TO DO:
Filter the entries below down to the lines that hold "Priority".

DATASET EXTRACT:
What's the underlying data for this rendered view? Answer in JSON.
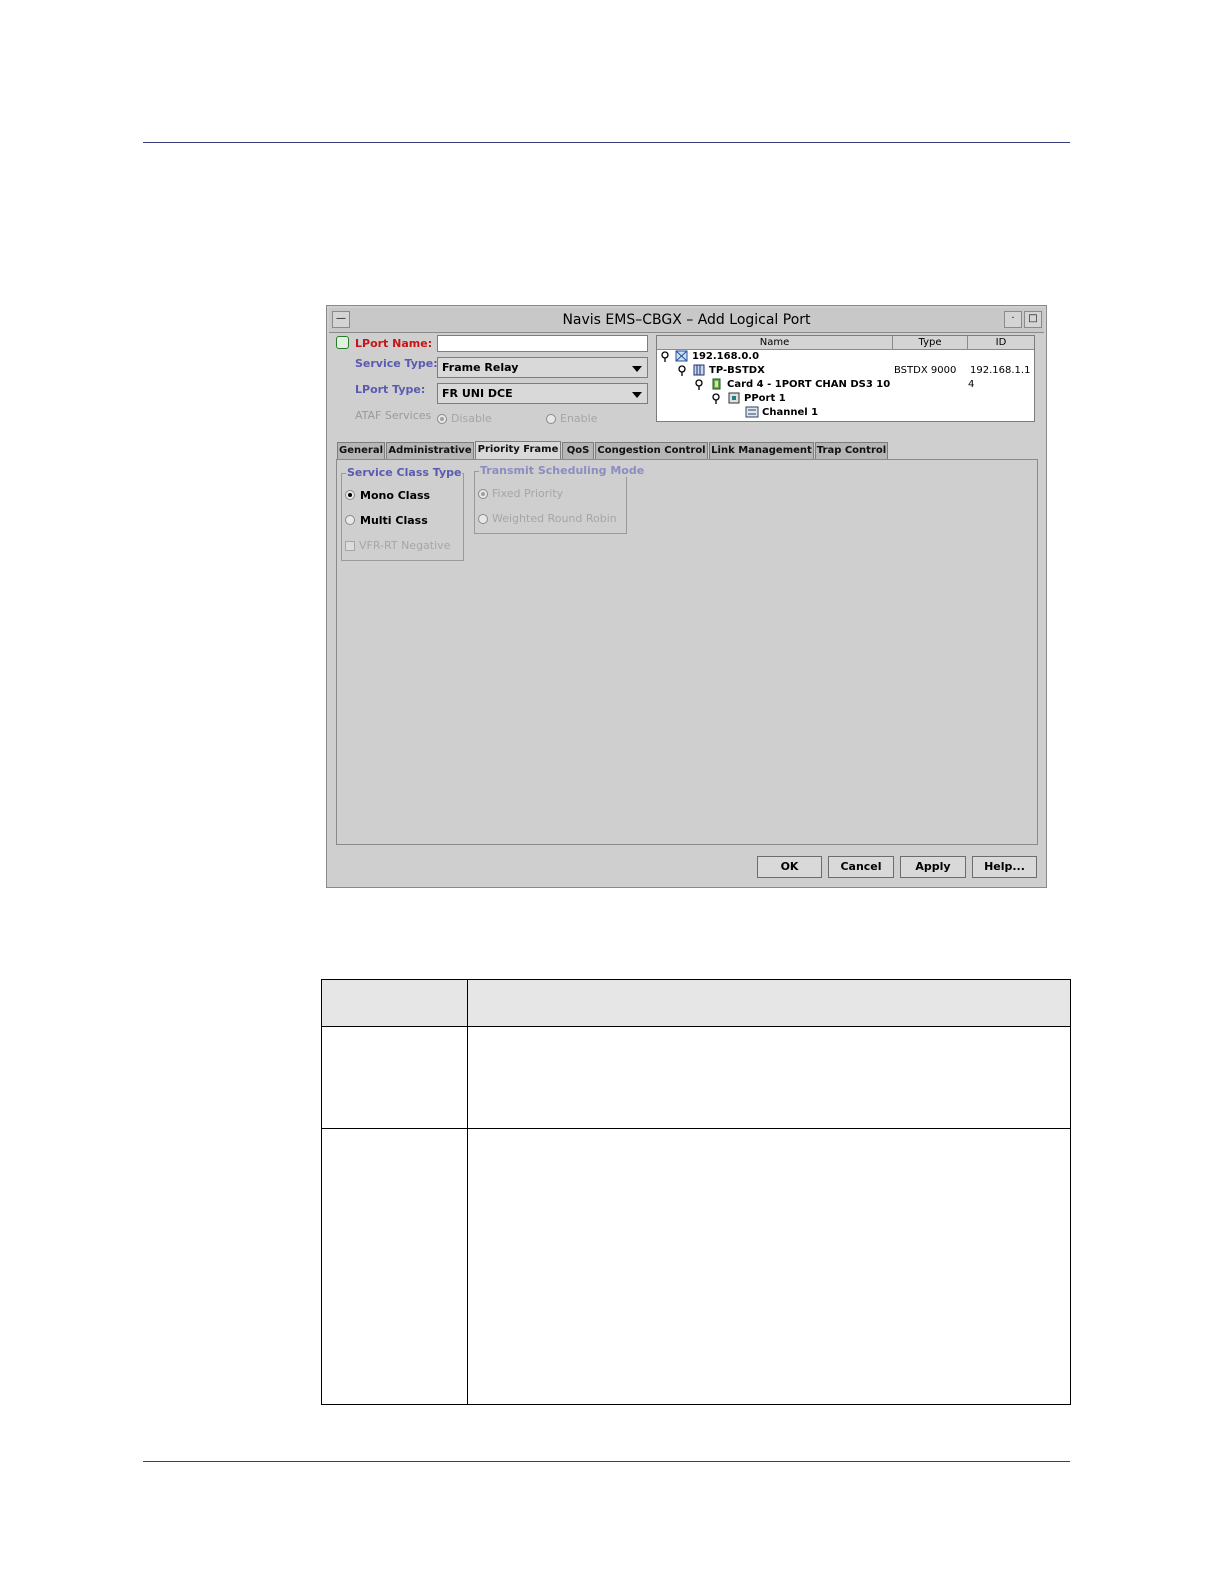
{
  "window": {
    "title": "Navis EMS–CBGX – Add Logical Port"
  },
  "form": {
    "lport_name_label": "LPort Name:",
    "lport_name_value": "",
    "service_type_label": "Service Type:",
    "service_type_value": "Frame Relay",
    "lport_type_label": "LPort Type:",
    "lport_type_value": "FR UNI DCE",
    "ataf_label": "ATAF Services",
    "ataf_disable": "Disable",
    "ataf_enable": "Enable"
  },
  "tree": {
    "headers": [
      "Name",
      "Type",
      "ID"
    ],
    "rows": [
      {
        "name": "192.168.0.0",
        "type": "",
        "id": ""
      },
      {
        "name": "TP-BSTDX",
        "type": "BSTDX 9000",
        "id": "192.168.1.1"
      },
      {
        "name": "Card 4 - 1PORT CHAN DS3 10",
        "type": "",
        "id": "4"
      },
      {
        "name": "PPort 1",
        "type": "",
        "id": ""
      },
      {
        "name": "Channel 1",
        "type": "",
        "id": ""
      }
    ]
  },
  "tabs": [
    "General",
    "Administrative",
    "Priority Frame",
    "QoS",
    "Congestion Control",
    "Link Management",
    "Trap Control"
  ],
  "active_tab": "Priority Frame",
  "service_class": {
    "title": "Service Class Type",
    "mono": "Mono Class",
    "multi": "Multi Class",
    "vfr": "VFR-RT Negative"
  },
  "transmit": {
    "title": "Transmit Scheduling Mode",
    "fixed": "Fixed Priority",
    "wrr": "Weighted Round Robin"
  },
  "buttons": {
    "ok": "OK",
    "cancel": "Cancel",
    "apply": "Apply",
    "help": "Help..."
  }
}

ANSWER FOR THIS EXERCISE:
    "Priority Frame",
  "active_tab": "Priority Frame",
    "fixed": "Fixed Priority",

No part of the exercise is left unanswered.